__Records supplied__
# # # # # # #

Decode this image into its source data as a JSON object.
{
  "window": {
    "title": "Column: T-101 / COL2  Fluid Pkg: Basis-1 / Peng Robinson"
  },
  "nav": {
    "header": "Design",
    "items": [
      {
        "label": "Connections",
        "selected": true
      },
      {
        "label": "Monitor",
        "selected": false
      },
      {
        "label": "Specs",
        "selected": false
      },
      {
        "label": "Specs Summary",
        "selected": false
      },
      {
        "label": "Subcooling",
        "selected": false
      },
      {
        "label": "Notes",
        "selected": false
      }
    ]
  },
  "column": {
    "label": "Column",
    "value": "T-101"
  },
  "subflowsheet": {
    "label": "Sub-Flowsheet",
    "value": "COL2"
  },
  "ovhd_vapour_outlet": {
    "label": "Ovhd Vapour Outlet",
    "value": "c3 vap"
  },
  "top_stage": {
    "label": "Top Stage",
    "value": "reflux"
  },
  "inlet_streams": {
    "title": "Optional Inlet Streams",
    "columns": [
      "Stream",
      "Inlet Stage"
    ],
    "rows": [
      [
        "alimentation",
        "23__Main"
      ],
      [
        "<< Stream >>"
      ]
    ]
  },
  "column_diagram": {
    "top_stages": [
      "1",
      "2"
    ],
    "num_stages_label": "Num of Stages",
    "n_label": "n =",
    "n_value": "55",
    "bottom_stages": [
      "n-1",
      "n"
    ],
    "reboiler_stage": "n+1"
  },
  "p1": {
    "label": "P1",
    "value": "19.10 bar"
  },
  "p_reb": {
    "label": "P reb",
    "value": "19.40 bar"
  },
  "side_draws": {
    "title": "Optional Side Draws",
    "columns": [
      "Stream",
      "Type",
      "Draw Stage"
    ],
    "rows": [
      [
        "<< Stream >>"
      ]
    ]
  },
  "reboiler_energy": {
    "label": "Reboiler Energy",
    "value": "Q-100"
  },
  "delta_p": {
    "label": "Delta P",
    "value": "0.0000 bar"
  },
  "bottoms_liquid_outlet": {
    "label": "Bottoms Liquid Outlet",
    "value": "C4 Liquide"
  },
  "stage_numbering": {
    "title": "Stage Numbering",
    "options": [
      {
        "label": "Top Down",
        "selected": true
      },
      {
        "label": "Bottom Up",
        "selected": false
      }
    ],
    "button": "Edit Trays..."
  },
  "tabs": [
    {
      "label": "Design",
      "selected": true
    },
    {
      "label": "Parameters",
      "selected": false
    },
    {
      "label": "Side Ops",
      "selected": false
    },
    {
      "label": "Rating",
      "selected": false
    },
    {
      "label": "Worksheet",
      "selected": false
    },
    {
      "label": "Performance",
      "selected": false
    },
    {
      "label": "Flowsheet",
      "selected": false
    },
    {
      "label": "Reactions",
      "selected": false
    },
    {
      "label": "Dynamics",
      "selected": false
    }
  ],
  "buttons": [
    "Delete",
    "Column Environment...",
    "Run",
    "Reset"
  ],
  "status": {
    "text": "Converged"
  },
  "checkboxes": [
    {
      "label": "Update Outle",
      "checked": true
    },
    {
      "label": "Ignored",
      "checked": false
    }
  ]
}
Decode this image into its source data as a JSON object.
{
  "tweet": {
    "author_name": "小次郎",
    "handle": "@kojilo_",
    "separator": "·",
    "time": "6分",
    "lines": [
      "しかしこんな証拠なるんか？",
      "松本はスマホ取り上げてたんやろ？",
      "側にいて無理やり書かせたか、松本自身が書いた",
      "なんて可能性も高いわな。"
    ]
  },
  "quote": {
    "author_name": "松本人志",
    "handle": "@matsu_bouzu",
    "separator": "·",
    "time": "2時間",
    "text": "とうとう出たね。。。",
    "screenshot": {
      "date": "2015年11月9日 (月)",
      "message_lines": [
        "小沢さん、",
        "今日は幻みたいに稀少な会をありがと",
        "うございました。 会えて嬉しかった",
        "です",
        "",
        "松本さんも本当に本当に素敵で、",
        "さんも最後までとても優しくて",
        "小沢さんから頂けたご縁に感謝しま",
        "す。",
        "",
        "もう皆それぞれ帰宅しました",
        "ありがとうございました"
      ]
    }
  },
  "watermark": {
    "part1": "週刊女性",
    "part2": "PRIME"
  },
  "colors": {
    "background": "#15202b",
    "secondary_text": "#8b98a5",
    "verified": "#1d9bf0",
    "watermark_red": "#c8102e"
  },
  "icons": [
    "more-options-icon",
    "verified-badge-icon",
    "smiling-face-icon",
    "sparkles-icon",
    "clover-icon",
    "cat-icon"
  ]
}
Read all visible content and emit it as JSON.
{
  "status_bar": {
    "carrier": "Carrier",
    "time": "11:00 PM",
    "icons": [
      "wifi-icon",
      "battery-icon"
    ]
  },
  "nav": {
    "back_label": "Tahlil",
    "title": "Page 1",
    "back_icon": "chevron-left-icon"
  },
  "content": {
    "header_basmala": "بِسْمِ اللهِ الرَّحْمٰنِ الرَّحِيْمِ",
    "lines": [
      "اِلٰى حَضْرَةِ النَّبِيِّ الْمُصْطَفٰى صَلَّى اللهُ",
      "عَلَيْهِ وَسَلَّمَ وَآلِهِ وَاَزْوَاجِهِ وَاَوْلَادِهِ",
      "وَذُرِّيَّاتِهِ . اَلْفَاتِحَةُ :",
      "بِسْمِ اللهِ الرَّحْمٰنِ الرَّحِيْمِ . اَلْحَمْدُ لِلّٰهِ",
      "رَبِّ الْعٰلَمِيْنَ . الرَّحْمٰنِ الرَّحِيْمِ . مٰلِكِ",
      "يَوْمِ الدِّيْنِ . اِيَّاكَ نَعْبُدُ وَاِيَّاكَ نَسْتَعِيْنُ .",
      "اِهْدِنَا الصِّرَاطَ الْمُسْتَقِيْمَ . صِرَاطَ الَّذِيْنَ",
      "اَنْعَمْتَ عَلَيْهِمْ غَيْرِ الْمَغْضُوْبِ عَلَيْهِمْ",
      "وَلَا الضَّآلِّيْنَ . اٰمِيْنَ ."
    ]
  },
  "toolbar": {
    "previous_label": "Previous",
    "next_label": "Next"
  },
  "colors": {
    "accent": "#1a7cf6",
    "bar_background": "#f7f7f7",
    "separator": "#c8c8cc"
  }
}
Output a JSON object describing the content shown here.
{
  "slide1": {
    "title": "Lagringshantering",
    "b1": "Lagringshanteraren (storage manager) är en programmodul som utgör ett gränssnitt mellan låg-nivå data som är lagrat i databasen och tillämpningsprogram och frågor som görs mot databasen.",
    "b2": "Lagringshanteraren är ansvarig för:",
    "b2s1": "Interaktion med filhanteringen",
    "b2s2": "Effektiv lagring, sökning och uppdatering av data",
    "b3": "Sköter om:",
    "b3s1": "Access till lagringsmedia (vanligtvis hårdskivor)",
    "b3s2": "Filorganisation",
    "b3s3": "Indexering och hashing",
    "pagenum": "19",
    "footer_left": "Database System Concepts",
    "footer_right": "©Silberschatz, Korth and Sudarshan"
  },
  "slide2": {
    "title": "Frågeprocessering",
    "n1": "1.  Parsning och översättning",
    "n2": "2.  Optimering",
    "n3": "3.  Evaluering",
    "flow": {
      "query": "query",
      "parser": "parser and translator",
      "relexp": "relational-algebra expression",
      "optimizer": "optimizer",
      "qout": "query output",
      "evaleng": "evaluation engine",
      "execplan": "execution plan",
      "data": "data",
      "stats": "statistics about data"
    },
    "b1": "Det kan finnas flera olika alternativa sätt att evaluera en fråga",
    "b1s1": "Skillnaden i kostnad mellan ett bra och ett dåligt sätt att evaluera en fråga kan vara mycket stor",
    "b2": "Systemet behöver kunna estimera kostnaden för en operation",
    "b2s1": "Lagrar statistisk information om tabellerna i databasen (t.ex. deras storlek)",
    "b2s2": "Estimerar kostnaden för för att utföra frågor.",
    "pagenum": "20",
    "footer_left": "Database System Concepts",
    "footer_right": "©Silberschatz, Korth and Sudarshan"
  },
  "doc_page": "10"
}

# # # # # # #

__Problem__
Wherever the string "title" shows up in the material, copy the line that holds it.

__Exercise solution__
    "title": "Column: T-101 / COL2  Fluid Pkg: Basis-1 / Peng Robinson"
    "title": "Optional Inlet Streams",
    "title": "Optional Side Draws",
    "title": "Stage Numbering",
    "title": "Page 1",
    "title": "Lagringshantering",
    "title": "Frågeprocessering",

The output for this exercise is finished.